At age 66, guitarist John Scofield has earned heroic jazz/fusion status for his understated style, open mind, and tributaries that include releases with jam-band festival faves Medeski, Martin & Wood and Gov’t Mule. On Combo 66, Scofield adopts a unique, hybrid electric/acoustic improvisational format—in which he’s often the only electric instrumentalist—with a quartet rounded out by younger, energetic players in keyboardist Gerald Clayton, bassist Vicente Archer, and drummer Bill Stewart.
The buoyant opener “Can’t Dance,” with Clayton on Hammond organ, echoes guitarist George Benson’s work with organist Dr. Lonnie Smith from the mid-1960s. The nimble keyboardist, son of esteemed Clayton-Hamilton Jazz Orchestra bassist John Clayton, switches to acoustic piano for the subsequent, downshifted “Combo Theme,” on which he and Archer (another versatile player who plays both acoustic and electric basses, but sticks to upright throughout this disc) each take stirring solos.
The 52-year-old Stewart isn’t a generation younger than Scofield like his other bandmates, yet he’s been the catalyst for several of the guitarist’s bands since the 1990s. On the frenetic “Icons at the Fair,” as on much of the CD, he blends percolating timekeeping on his ride cymbal, kick, and snare with rolling thunder accents on his tom-toms.
And then there’s the inimitable Scofield, who penned all nine compositions here. “New Waltzo,” with its ominous intro and left-of-center approach to time signatures divisible by three, sounds unlike any waltz that preceded it. And slower pieces like “Uncle Southern” and “I’m Sleeping In” especially showcase the guitarist’s most rare of gifts for players on his instrument: restraint and use of space.

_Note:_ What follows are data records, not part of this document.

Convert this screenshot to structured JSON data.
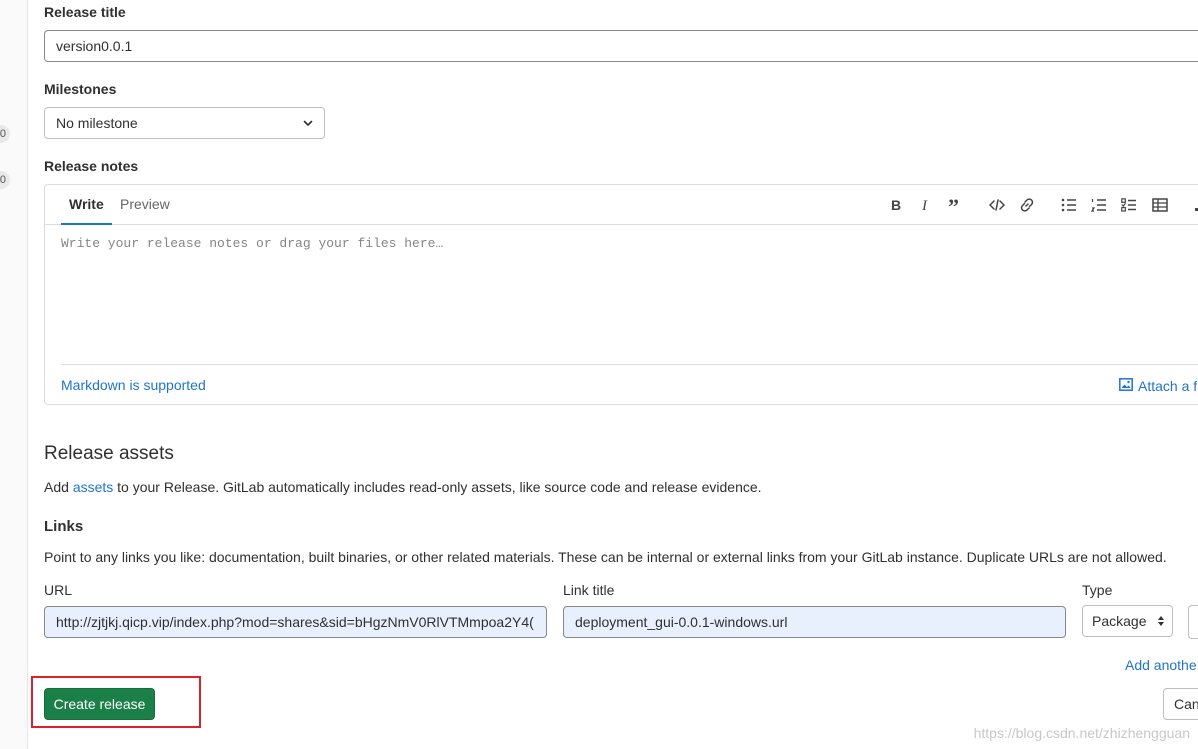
{
  "sidebar": {
    "badges": [
      "0",
      "0"
    ]
  },
  "release_title": {
    "label": "Release title",
    "value": "version0.0.1"
  },
  "milestones": {
    "label": "Milestones",
    "selected": "No milestone"
  },
  "release_notes": {
    "label": "Release notes",
    "tabs": [
      "Write",
      "Preview"
    ],
    "placeholder": "Write your release notes or drag your files here…",
    "markdown_link": "Markdown is supported",
    "attach_link": "Attach a f",
    "toolbar_icons": [
      "bold-icon",
      "italic-icon",
      "quote-icon",
      "code-icon",
      "link-icon",
      "bullet-list-icon",
      "numbered-list-icon",
      "task-list-icon",
      "table-icon",
      "fullscreen-icon"
    ]
  },
  "assets": {
    "heading": "Release assets",
    "desc_before": "Add ",
    "desc_link": "assets",
    "desc_after": " to your Release. GitLab automatically includes read-only assets, like source code and release evidence."
  },
  "links": {
    "heading": "Links",
    "desc": "Point to any links you like: documentation, built binaries, or other related materials. These can be internal or external links from your GitLab instance. Duplicate URLs are not allowed.",
    "url_label": "URL",
    "url_value": "http://zjtjkj.qicp.vip/index.php?mod=shares&sid=bHgzNmV0RlVTMmpoa2Y4(",
    "title_label": "Link title",
    "title_value": "deployment_gui-0.0.1-windows.url",
    "type_label": "Type",
    "type_value": "Package",
    "add_another": "Add anothe"
  },
  "actions": {
    "create": "Create release",
    "cancel": "Can"
  },
  "watermark": "https://blog.csdn.net/zhizhengguan",
  "colors": {
    "primary_button": "#1b8048",
    "link": "#1f75cb",
    "highlight": "#d9222b"
  }
}
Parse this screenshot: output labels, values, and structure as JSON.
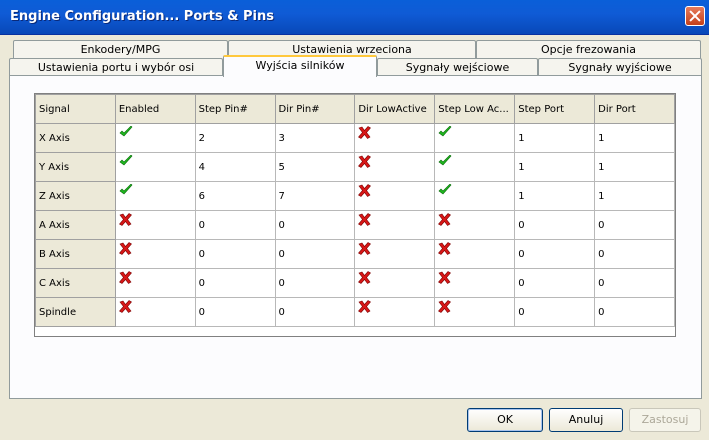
{
  "window": {
    "title": "Engine Configuration... Ports & Pins"
  },
  "tabs_row1": [
    {
      "label": "Enkodery/MPG"
    },
    {
      "label": "Ustawienia wrzeciona"
    },
    {
      "label": "Opcje frezowania"
    }
  ],
  "tabs_row2": [
    {
      "label": "Ustawienia portu i wybór osi"
    },
    {
      "label": "Wyjścia silników",
      "active": true
    },
    {
      "label": "Sygnały wejściowe"
    },
    {
      "label": "Sygnały wyjściowe"
    }
  ],
  "grid": {
    "columns": [
      "Signal",
      "Enabled",
      "Step Pin#",
      "Dir Pin#",
      "Dir LowActive",
      "Step Low Ac...",
      "Step Port",
      "Dir Port"
    ],
    "rows": [
      {
        "signal": "X Axis",
        "enabled": "check",
        "step_pin": "2",
        "dir_pin": "3",
        "dir_low": "cross",
        "step_low": "check",
        "step_port": "1",
        "dir_port": "1"
      },
      {
        "signal": "Y Axis",
        "enabled": "check",
        "step_pin": "4",
        "dir_pin": "5",
        "dir_low": "cross",
        "step_low": "check",
        "step_port": "1",
        "dir_port": "1"
      },
      {
        "signal": "Z Axis",
        "enabled": "check",
        "step_pin": "6",
        "dir_pin": "7",
        "dir_low": "cross",
        "step_low": "check",
        "step_port": "1",
        "dir_port": "1"
      },
      {
        "signal": "A Axis",
        "enabled": "cross",
        "step_pin": "0",
        "dir_pin": "0",
        "dir_low": "cross",
        "step_low": "cross",
        "step_port": "0",
        "dir_port": "0"
      },
      {
        "signal": "B Axis",
        "enabled": "cross",
        "step_pin": "0",
        "dir_pin": "0",
        "dir_low": "cross",
        "step_low": "cross",
        "step_port": "0",
        "dir_port": "0"
      },
      {
        "signal": "C Axis",
        "enabled": "cross",
        "step_pin": "0",
        "dir_pin": "0",
        "dir_low": "cross",
        "step_low": "cross",
        "step_port": "0",
        "dir_port": "0"
      },
      {
        "signal": "Spindle",
        "enabled": "cross",
        "step_pin": "0",
        "dir_pin": "0",
        "dir_low": "cross",
        "step_low": "cross",
        "step_port": "0",
        "dir_port": "0"
      }
    ]
  },
  "buttons": {
    "ok": "OK",
    "cancel": "Anuluj",
    "apply": "Zastosuj"
  },
  "colors": {
    "check": "#1fb81f",
    "cross": "#d81818",
    "titlebar": "#0a5fd8"
  }
}
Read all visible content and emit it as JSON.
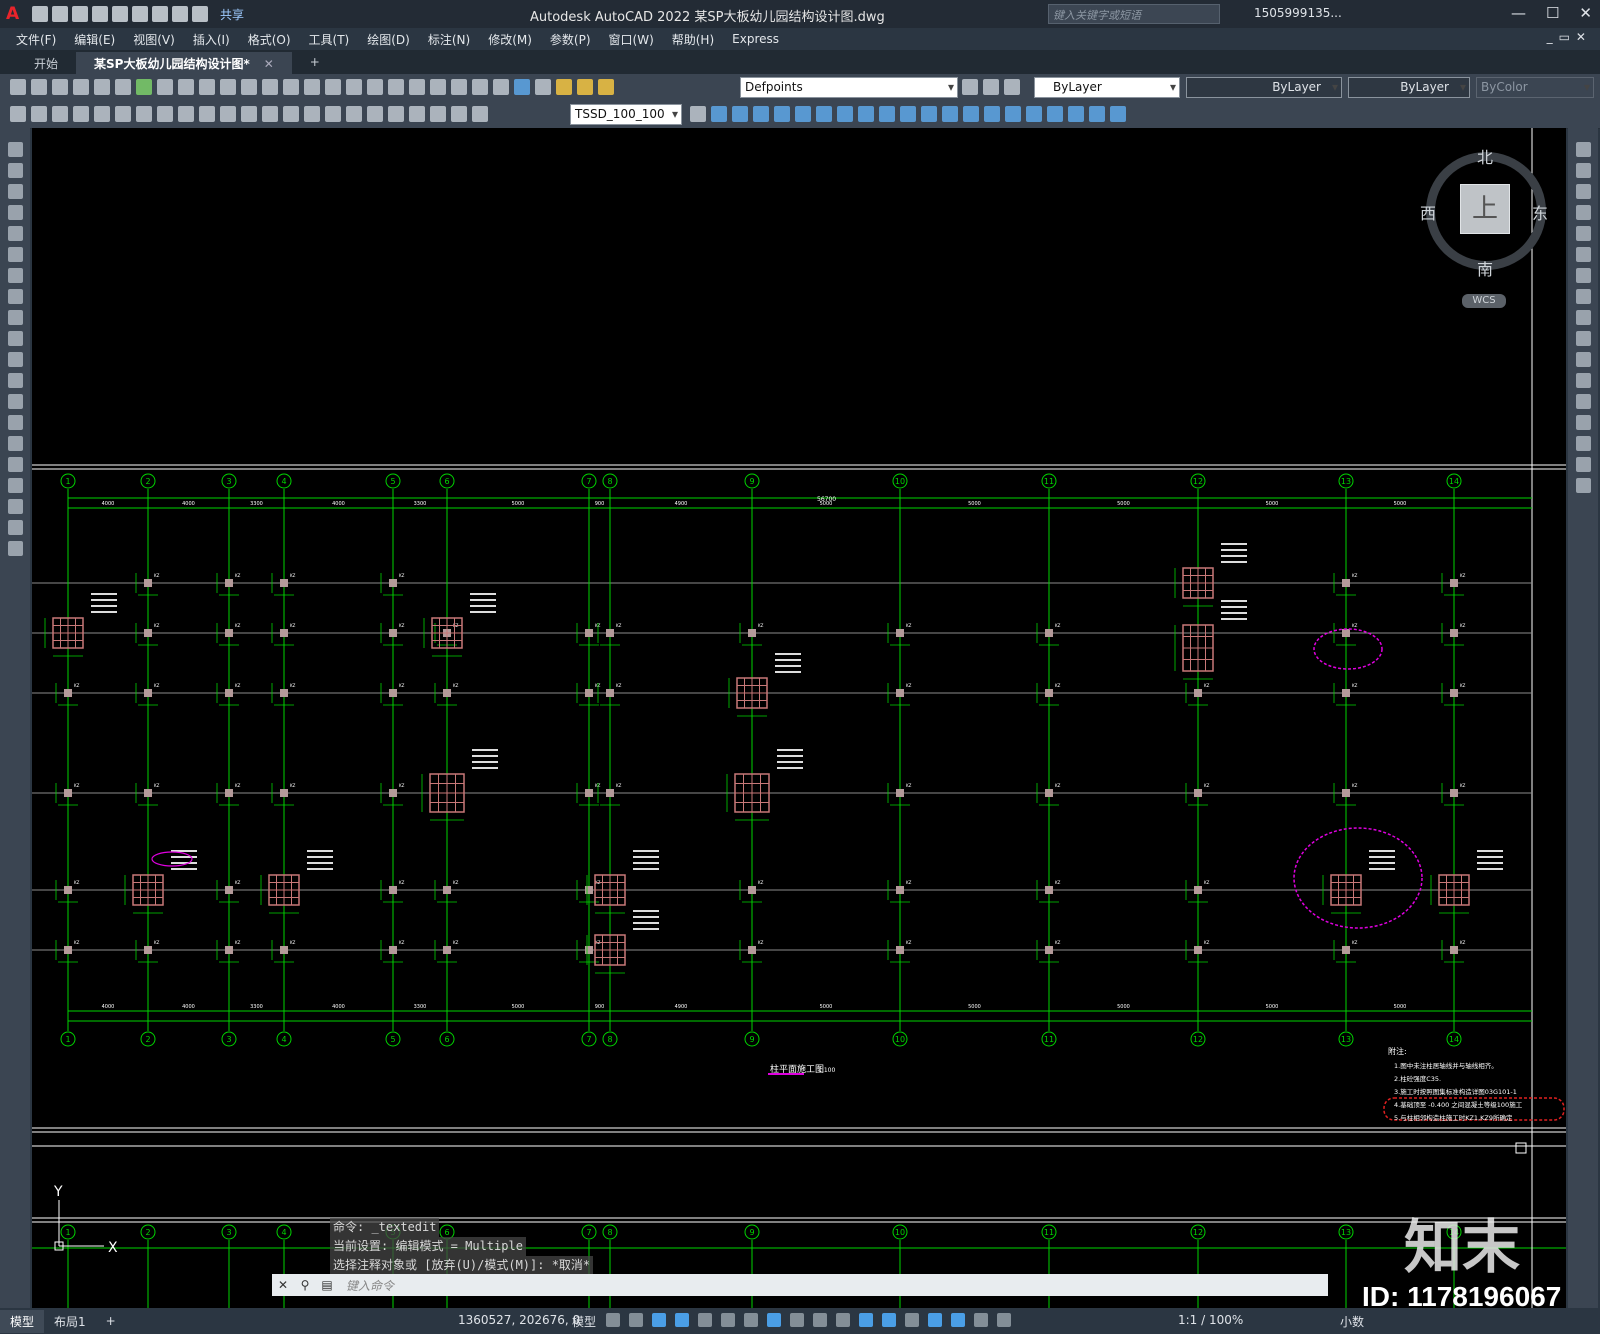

Combo 66 may be named for Scofield’s age, but it sounds as timeless as he does ageless.Originally Published